Another role is the Soldier. Set in what looks like a Vietnam flashback to begin, looking very much like the original Metal Gear with all the forested areas. You get a choice of weapon instead of mask here, and you stick with that weapon for the entire level. This changes the formula, as you’re not allowed to pick up any enemy weaponry upon emptying your gun, and instead must rely on ammo crates for more gun play. This is helped by your ability to alternate your fire mode, which brings out a knife for some CQC combat. The whole idea of being conservative with your ammo, and making sure you’re not out of bullets for when you need them, is a nice little twist to the regular gameplay we’re used to.
So my favourite bit about this whole game isn’t the addictive, fast paced gameplay and the various characters you can play as, it’s the music. The original Hotline Miami’s soundtrack was loved by many people. The second game takes it further and makes it quite possibly one of my favourite video game soundtracks ever. Much like the era the game is set in, the music is a kind of 80’s throwback, with electronic vibes of today thrown in for a thumping soundtrack to all of your calculated killing. More levels in the game gives us more of a soundtrack to listen to, and it really doesn’t disappoint at all. The stealthy vibes of M.O.O.N’s Delay in the Jungles, to the fast paced loudness of Roller Mobster by Carpenter Brut. This game got me into a whole genre of music I’d never even heard of before, and I love it.

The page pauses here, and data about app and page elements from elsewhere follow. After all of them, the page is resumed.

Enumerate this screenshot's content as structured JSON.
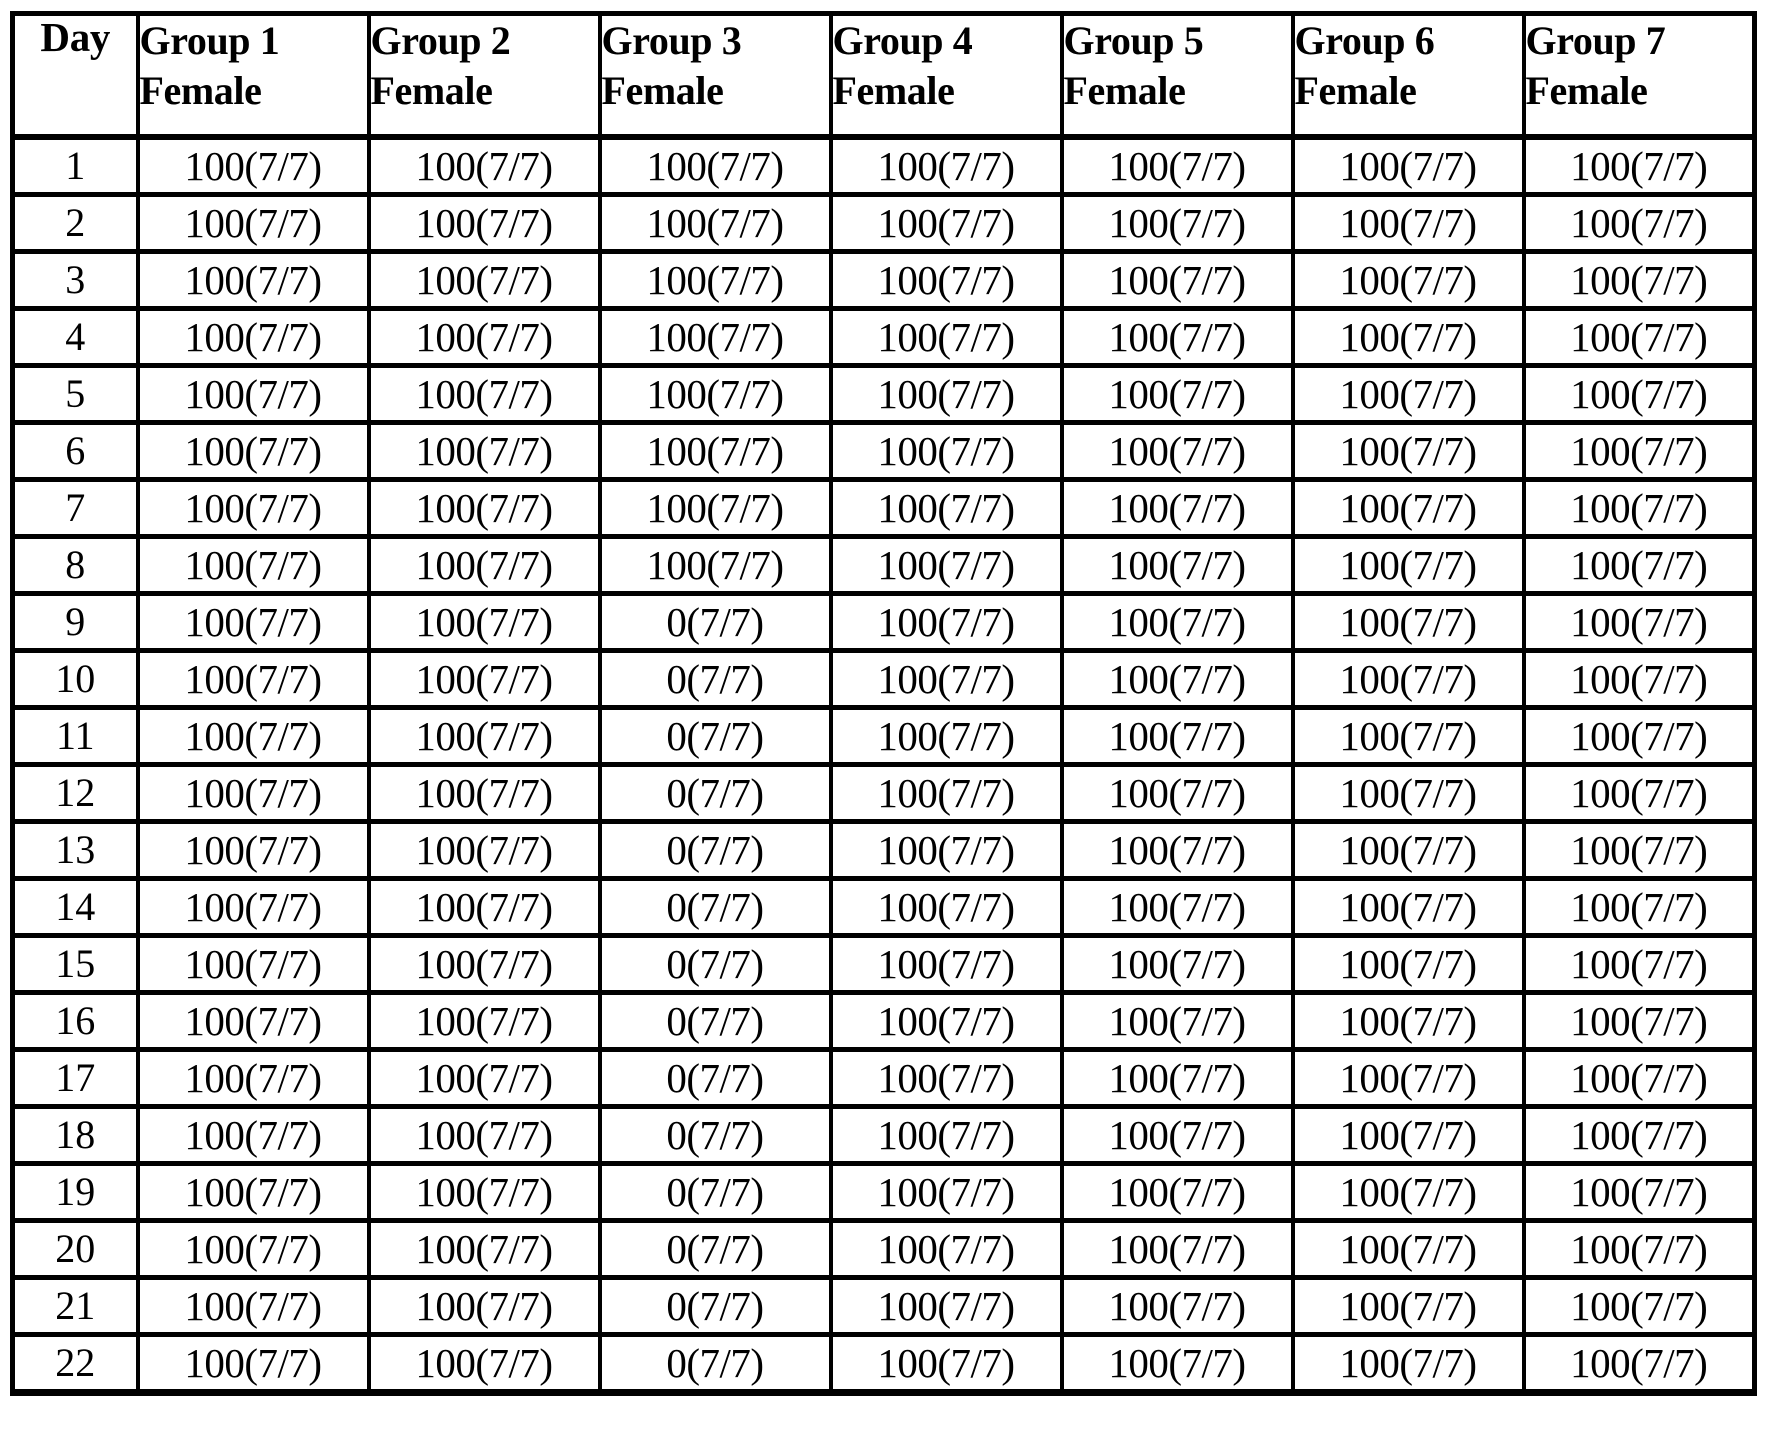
{
  "table": {
    "caption": "",
    "day_header": "Day",
    "group_headers": [
      {
        "line1": "Group 1",
        "line2": "Female"
      },
      {
        "line1": "Group 2",
        "line2": "Female"
      },
      {
        "line1": "Group 3",
        "line2": "Female"
      },
      {
        "line1": "Group 4",
        "line2": "Female"
      },
      {
        "line1": "Group 5",
        "line2": "Female"
      },
      {
        "line1": "Group 6",
        "line2": "Female"
      },
      {
        "line1": "Group 7",
        "line2": "Female"
      }
    ],
    "rows": [
      {
        "day": "1",
        "values": [
          "100(7/7)",
          "100(7/7)",
          "100(7/7)",
          "100(7/7)",
          "100(7/7)",
          "100(7/7)",
          "100(7/7)"
        ]
      },
      {
        "day": "2",
        "values": [
          "100(7/7)",
          "100(7/7)",
          "100(7/7)",
          "100(7/7)",
          "100(7/7)",
          "100(7/7)",
          "100(7/7)"
        ]
      },
      {
        "day": "3",
        "values": [
          "100(7/7)",
          "100(7/7)",
          "100(7/7)",
          "100(7/7)",
          "100(7/7)",
          "100(7/7)",
          "100(7/7)"
        ]
      },
      {
        "day": "4",
        "values": [
          "100(7/7)",
          "100(7/7)",
          "100(7/7)",
          "100(7/7)",
          "100(7/7)",
          "100(7/7)",
          "100(7/7)"
        ]
      },
      {
        "day": "5",
        "values": [
          "100(7/7)",
          "100(7/7)",
          "100(7/7)",
          "100(7/7)",
          "100(7/7)",
          "100(7/7)",
          "100(7/7)"
        ]
      },
      {
        "day": "6",
        "values": [
          "100(7/7)",
          "100(7/7)",
          "100(7/7)",
          "100(7/7)",
          "100(7/7)",
          "100(7/7)",
          "100(7/7)"
        ]
      },
      {
        "day": "7",
        "values": [
          "100(7/7)",
          "100(7/7)",
          "100(7/7)",
          "100(7/7)",
          "100(7/7)",
          "100(7/7)",
          "100(7/7)"
        ]
      },
      {
        "day": "8",
        "values": [
          "100(7/7)",
          "100(7/7)",
          "100(7/7)",
          "100(7/7)",
          "100(7/7)",
          "100(7/7)",
          "100(7/7)"
        ]
      },
      {
        "day": "9",
        "values": [
          "100(7/7)",
          "100(7/7)",
          "0(7/7)",
          "100(7/7)",
          "100(7/7)",
          "100(7/7)",
          "100(7/7)"
        ]
      },
      {
        "day": "10",
        "values": [
          "100(7/7)",
          "100(7/7)",
          "0(7/7)",
          "100(7/7)",
          "100(7/7)",
          "100(7/7)",
          "100(7/7)"
        ]
      },
      {
        "day": "11",
        "values": [
          "100(7/7)",
          "100(7/7)",
          "0(7/7)",
          "100(7/7)",
          "100(7/7)",
          "100(7/7)",
          "100(7/7)"
        ]
      },
      {
        "day": "12",
        "values": [
          "100(7/7)",
          "100(7/7)",
          "0(7/7)",
          "100(7/7)",
          "100(7/7)",
          "100(7/7)",
          "100(7/7)"
        ]
      },
      {
        "day": "13",
        "values": [
          "100(7/7)",
          "100(7/7)",
          "0(7/7)",
          "100(7/7)",
          "100(7/7)",
          "100(7/7)",
          "100(7/7)"
        ]
      },
      {
        "day": "14",
        "values": [
          "100(7/7)",
          "100(7/7)",
          "0(7/7)",
          "100(7/7)",
          "100(7/7)",
          "100(7/7)",
          "100(7/7)"
        ]
      },
      {
        "day": "15",
        "values": [
          "100(7/7)",
          "100(7/7)",
          "0(7/7)",
          "100(7/7)",
          "100(7/7)",
          "100(7/7)",
          "100(7/7)"
        ]
      },
      {
        "day": "16",
        "values": [
          "100(7/7)",
          "100(7/7)",
          "0(7/7)",
          "100(7/7)",
          "100(7/7)",
          "100(7/7)",
          "100(7/7)"
        ]
      },
      {
        "day": "17",
        "values": [
          "100(7/7)",
          "100(7/7)",
          "0(7/7)",
          "100(7/7)",
          "100(7/7)",
          "100(7/7)",
          "100(7/7)"
        ]
      },
      {
        "day": "18",
        "values": [
          "100(7/7)",
          "100(7/7)",
          "0(7/7)",
          "100(7/7)",
          "100(7/7)",
          "100(7/7)",
          "100(7/7)"
        ]
      },
      {
        "day": "19",
        "values": [
          "100(7/7)",
          "100(7/7)",
          "0(7/7)",
          "100(7/7)",
          "100(7/7)",
          "100(7/7)",
          "100(7/7)"
        ]
      },
      {
        "day": "20",
        "values": [
          "100(7/7)",
          "100(7/7)",
          "0(7/7)",
          "100(7/7)",
          "100(7/7)",
          "100(7/7)",
          "100(7/7)"
        ]
      },
      {
        "day": "21",
        "values": [
          "100(7/7)",
          "100(7/7)",
          "0(7/7)",
          "100(7/7)",
          "100(7/7)",
          "100(7/7)",
          "100(7/7)"
        ]
      },
      {
        "day": "22",
        "values": [
          "100(7/7)",
          "100(7/7)",
          "0(7/7)",
          "100(7/7)",
          "100(7/7)",
          "100(7/7)",
          "100(7/7)"
        ]
      }
    ]
  },
  "colors": {
    "border": "#000000",
    "text": "#000000",
    "background": "#ffffff"
  }
}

As I said before, the story in this game is completely jumbled up. Seems as though they just threw sections in wherever they pretty much wanted, almost randomly. Sometimes you will be playing the same character for an act or two, to them be thrown backwards in time 15 years to play as a completely different character, for no real discernable reason. It does differ from the original, as you get much more of a backstory to each of the characters you play, which is a bit easier to follow in those sections. The over arcing story is still a bit hard to follow though. I do recommend sticking with it though, as the final sequence in the game is mind-blowing and definitely worth playing.
The game didn’t come without its controversy though. It’s pretty messed up in some sections and it doesn’t hide it, with some questionable sequences shown. At the very start of the game, there’s a scene which implies sexual violence, for it only to be cut and shown as a film scene. The game does warn you of this before you begin playing, allowing you to skip this sequence in its entirety. Another section shows you slowly and brutally beating to death one of the characters you’ve previously been playing as, while they slowly beg for their life, completely unaware of what’s going on.
One of the bonuses to this version of the game on PC, is a level editor for everybody to use. It’s incredibly easy and simple to understand, letting anyone with a vague idea of what they want to do create a level with ease. I don’t have much of an interest with it, but I hope that the community will come up with the amazing levels to try my hand out at, and maybe some homages to other game franchises while we’re at it.
So overall, it looks very similar to its predecessor, but the framework that fits around the core ultraviolent gameplay has been changed significantly. Some people will not like the restrictions placed upon them for scenes. Personally I loved being forced to play in different ways, as the original gave me too many options, leaving me to pick pretty much one mask for the entire game.
It’s more of the same run and gun violence from the original, puzzling and tricky, but feels fantastic to pull it all off successfully. If you didn’t like the first you won’t like this. If you wanted a more fulfilling experience form the first game, this is definitely what you want.